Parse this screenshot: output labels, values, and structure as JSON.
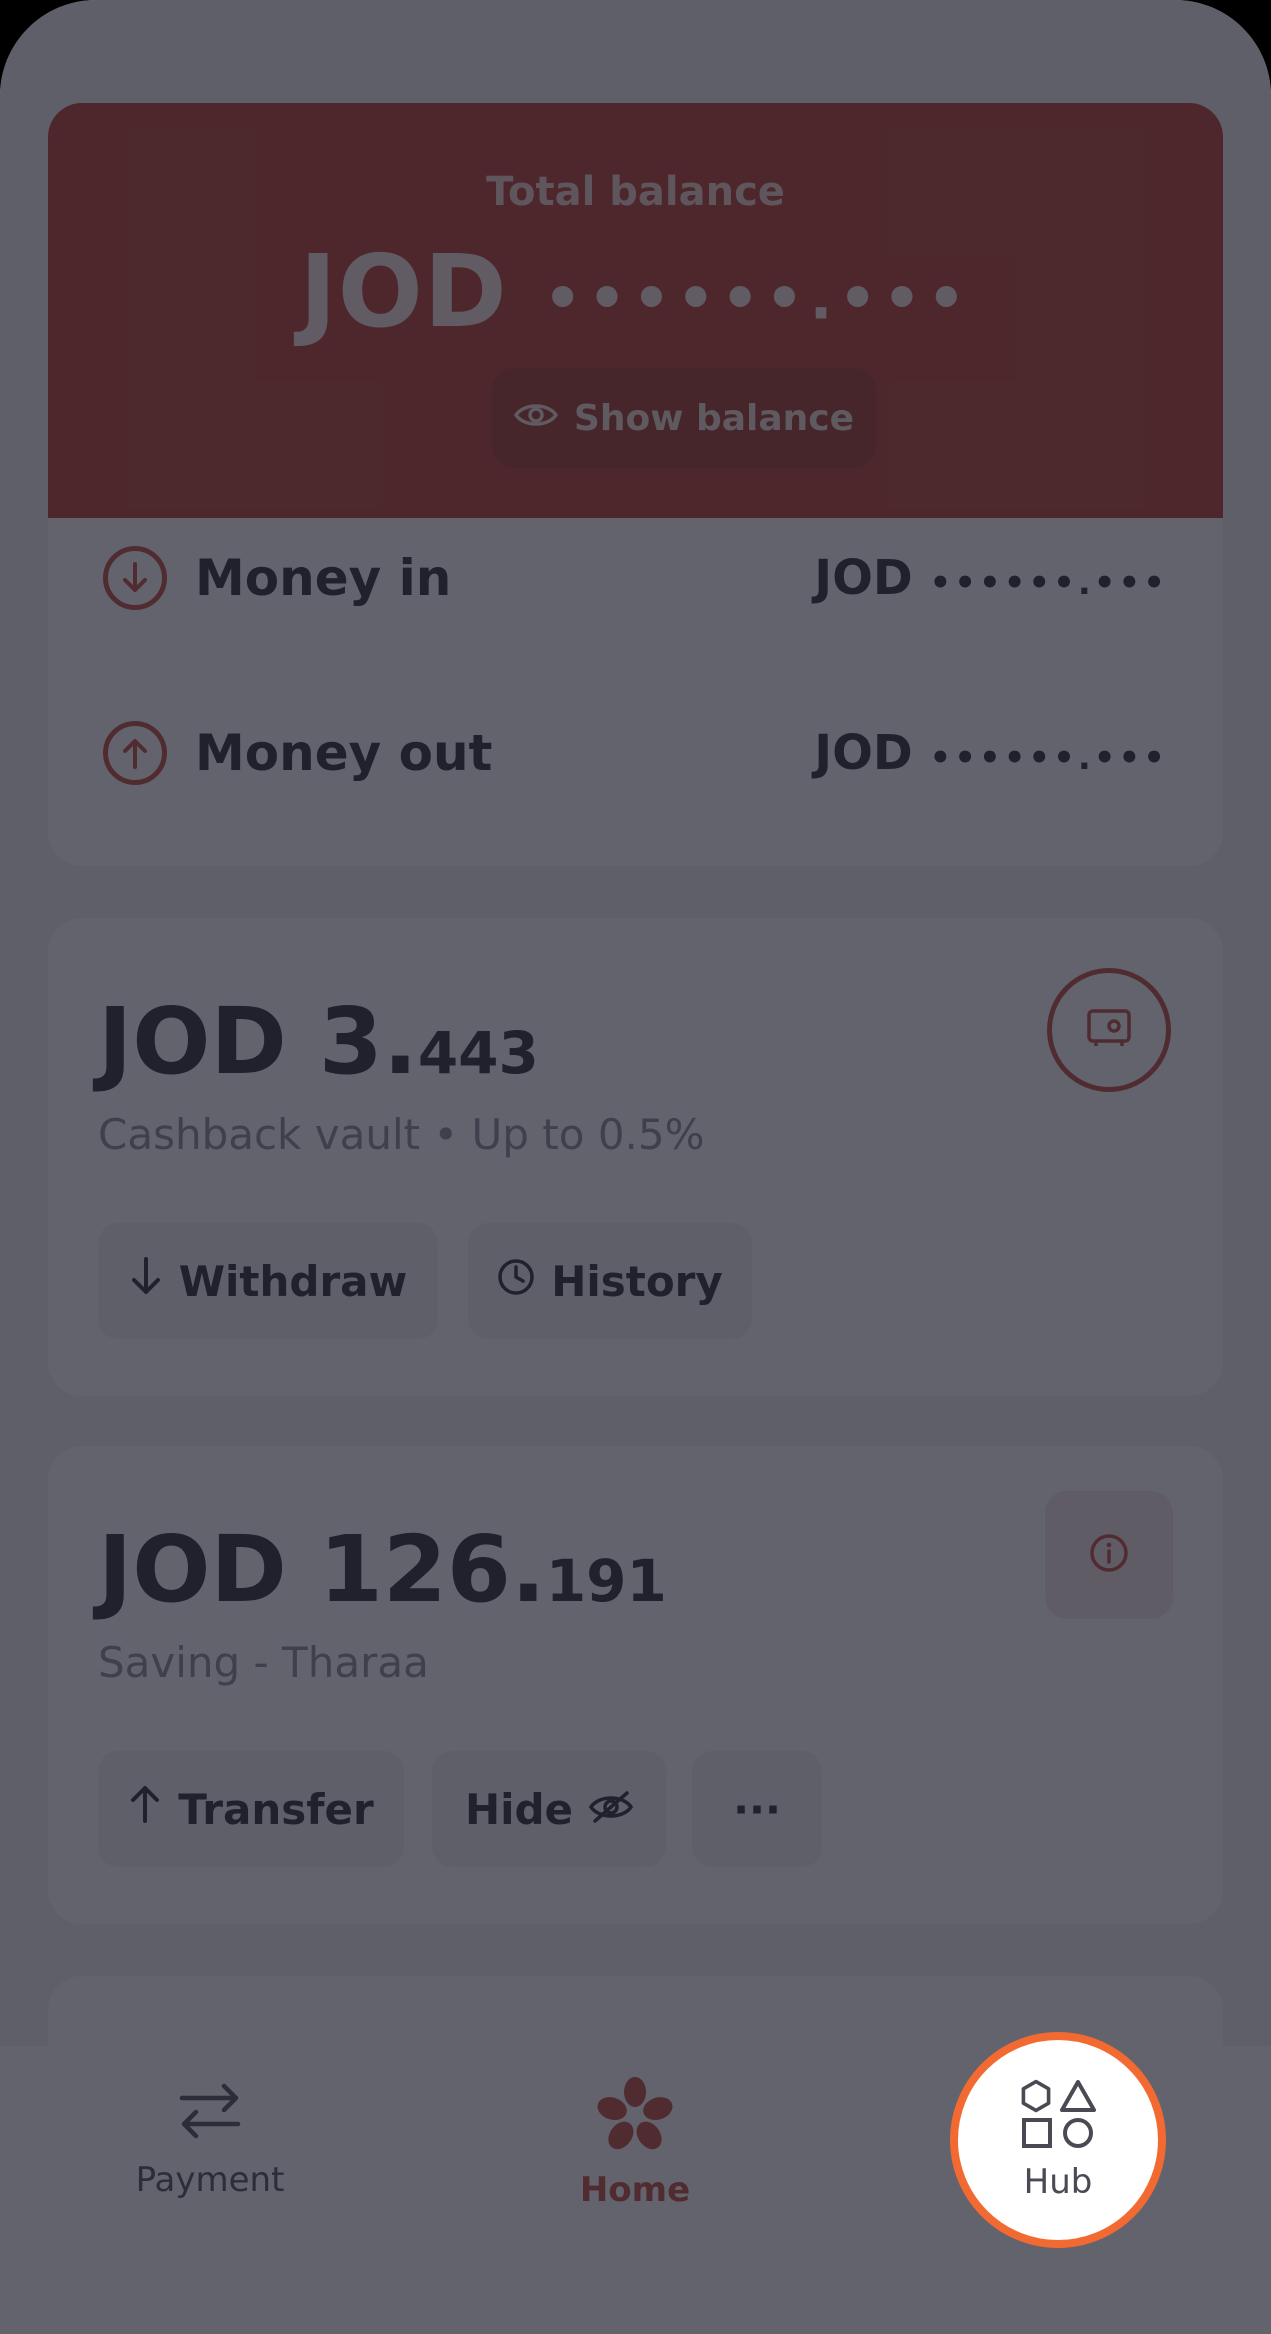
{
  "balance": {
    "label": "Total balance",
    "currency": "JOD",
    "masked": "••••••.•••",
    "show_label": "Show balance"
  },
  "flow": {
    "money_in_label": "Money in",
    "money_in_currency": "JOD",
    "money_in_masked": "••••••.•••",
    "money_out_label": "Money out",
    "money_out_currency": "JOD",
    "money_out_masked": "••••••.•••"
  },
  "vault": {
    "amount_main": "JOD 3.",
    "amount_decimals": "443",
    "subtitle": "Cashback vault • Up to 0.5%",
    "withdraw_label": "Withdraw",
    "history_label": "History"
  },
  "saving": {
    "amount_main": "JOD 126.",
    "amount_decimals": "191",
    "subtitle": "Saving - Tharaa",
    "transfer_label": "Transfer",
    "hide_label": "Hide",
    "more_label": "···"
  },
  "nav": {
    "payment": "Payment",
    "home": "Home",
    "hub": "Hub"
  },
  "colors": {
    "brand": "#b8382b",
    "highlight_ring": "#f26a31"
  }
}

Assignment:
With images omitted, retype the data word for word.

Response box:
Parse this screenshot: output labels, values, and structure as JSON.
{
  "balance": {
    "label": "Total balance",
    "currency": "JOD",
    "masked": "••••••.•••",
    "show_label": "Show balance"
  },
  "flow": {
    "money_in_label": "Money in",
    "money_in_currency": "JOD",
    "money_in_masked": "••••••.•••",
    "money_out_label": "Money out",
    "money_out_currency": "JOD",
    "money_out_masked": "••••••.•••"
  },
  "vault": {
    "amount_main": "JOD 3.",
    "amount_decimals": "443",
    "subtitle": "Cashback vault • Up to 0.5%",
    "withdraw_label": "Withdraw",
    "history_label": "History"
  },
  "saving": {
    "amount_main": "JOD 126.",
    "amount_decimals": "191",
    "subtitle": "Saving - Tharaa",
    "transfer_label": "Transfer",
    "hide_label": "Hide",
    "more_label": "···"
  },
  "nav": {
    "payment": "Payment",
    "home": "Home",
    "hub": "Hub"
  },
  "colors": {
    "brand": "#b8382b",
    "highlight_ring": "#f26a31"
  }
}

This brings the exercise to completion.